Novartis lawsuit (re India patent law & access to medicine)
|In 1997, Novartis, the main producer of a drug used for treating blood cancer, filed a patent application in India. Novartis argued this new form of the drug was significantly different to be considered an invention. The court rejected Novartis's argument and found the company failed to prove improved therapeutic efficacy of the new version.|
Worldwide, Novartis is the main producer of Glivec, a drug used for treating blood cancer. The company has sought a patent that would give it the exclusive right to produce Glivec, stopping production by the generic drugs industry in India.
In 1997, when India did not allow protection for pharmaceutical products, Novartis filed a patent application in the Chennai Patent Controller’s office for what Novartis claimed was a new form of Glivec. The application was kept on hold until 2005 when India amended its patent system. In January 2006, the Patent Controller rejected the application, stating that the Patents Act does not allow protection for products that are a modified version of an existing drug, and that in this case the new version lacked novelty. In May 2006, Novartis challenged this decision in the Chennai High Court.

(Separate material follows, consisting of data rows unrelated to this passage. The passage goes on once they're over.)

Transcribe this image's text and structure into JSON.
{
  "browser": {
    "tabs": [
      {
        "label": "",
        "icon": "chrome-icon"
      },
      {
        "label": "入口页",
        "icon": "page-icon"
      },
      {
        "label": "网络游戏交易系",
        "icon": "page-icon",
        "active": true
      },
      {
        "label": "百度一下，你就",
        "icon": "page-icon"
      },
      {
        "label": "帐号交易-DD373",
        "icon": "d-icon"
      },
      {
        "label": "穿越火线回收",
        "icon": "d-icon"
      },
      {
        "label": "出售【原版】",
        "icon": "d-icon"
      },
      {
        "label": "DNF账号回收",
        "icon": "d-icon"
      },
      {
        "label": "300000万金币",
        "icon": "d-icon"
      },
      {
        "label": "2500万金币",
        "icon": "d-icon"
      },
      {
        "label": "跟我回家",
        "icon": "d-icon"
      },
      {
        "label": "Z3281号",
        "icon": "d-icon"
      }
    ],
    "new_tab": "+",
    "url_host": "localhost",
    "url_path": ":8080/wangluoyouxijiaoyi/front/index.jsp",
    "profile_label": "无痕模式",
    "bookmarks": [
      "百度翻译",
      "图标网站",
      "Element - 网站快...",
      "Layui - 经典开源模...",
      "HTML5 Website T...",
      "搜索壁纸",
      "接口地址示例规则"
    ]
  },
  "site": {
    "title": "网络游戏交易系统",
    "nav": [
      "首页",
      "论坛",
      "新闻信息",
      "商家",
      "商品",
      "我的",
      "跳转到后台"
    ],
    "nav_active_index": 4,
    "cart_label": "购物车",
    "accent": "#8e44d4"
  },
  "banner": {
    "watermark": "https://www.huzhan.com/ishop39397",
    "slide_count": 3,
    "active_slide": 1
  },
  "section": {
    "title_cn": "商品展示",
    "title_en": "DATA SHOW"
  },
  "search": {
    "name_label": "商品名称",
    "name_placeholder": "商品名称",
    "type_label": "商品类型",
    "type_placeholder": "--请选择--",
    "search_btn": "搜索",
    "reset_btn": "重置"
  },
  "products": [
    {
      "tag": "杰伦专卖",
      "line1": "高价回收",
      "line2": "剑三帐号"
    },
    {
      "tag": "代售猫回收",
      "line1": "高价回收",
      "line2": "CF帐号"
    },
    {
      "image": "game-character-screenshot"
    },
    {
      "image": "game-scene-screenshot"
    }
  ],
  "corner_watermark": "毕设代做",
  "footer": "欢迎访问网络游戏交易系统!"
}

In August 2007, the Chennai High Court transferred the case to the newly-created Patent Office in the Intellectual Property Appellate Board. In June 2009, the Appellate Board disagreed with the Patent Controller and found that Glivec was new and involved an inventive step. However, it still denied patent protection because it said Novartis did not demonstrate that the new product was more effective than the previous one, as laid required by the Patents Act.
Novartis petitioned the Supreme Court to review the Intellectual Property Appellate Board’s decision. The company argued that Glivec had satisfied key criteria including novelty, and hence it should be considered an “invention” under the Patents Act. In April 2013 the Supreme Court upheld the Appellate Board’s decision and its finding that Novartis failed to prove improved therapeutic efficacy of the new version.
- “To patent or not to patent? the case of Novartis’ cancer drug Glivec in India”, Ravinder Gabble, Dalla Lana School of Public Health, Univ. Toronto, & Jillian Clare Kohler, Associate Professor & Director Global Health, Leslie Dan Faculty of Pharmacy, & Munk School of Global Affairs, Univ. Toronto, in Global Health, 6 Jan 2014
- “5 Take-Home Points From India’s Historic Novartis Patent Case”, Arvind Subramanian, Senior Fellow at Peterson Institute for International Economics & Senior Fellow at Center for Global Development, in Asian Scientist, 29 Apr 2013
- “Why Novartis case will help innovation”, Achal Prabhala, Sudhir Krishnaswamy, Azim Premji Univ., & Dr. B.R. Ambedkar, Visiting Professor of Indian Constitutional Law at Columbia Law School, in The Hindu, 15 Apr 2013
- “India’s Patently Wise Decision” Joseph E. Stiglitz, Nobel laureate in economics, Columbia Univ., & Arjun Jayadev, Univ. of Massachusetts, in Project Syndicate, 8 Apr 2013
- “Indian Supreme Court Delivers Verdict in Novartis Case”, NGO Pulse (So. Africa), 2 Apr 2013
- “Landmark verdict gives big boost to cancer patients”, J. Venkatesan, Hindu, 1 Apr 2013
Novartis: “Supreme Court denial of Glivec patent clarifies limited intellectual property protection and discourages future innovation in India”, 1 Apr 2013
Supreme Court of India: “Novartis AG v. Union of India & Others”, Judgment, 1 Apr 2013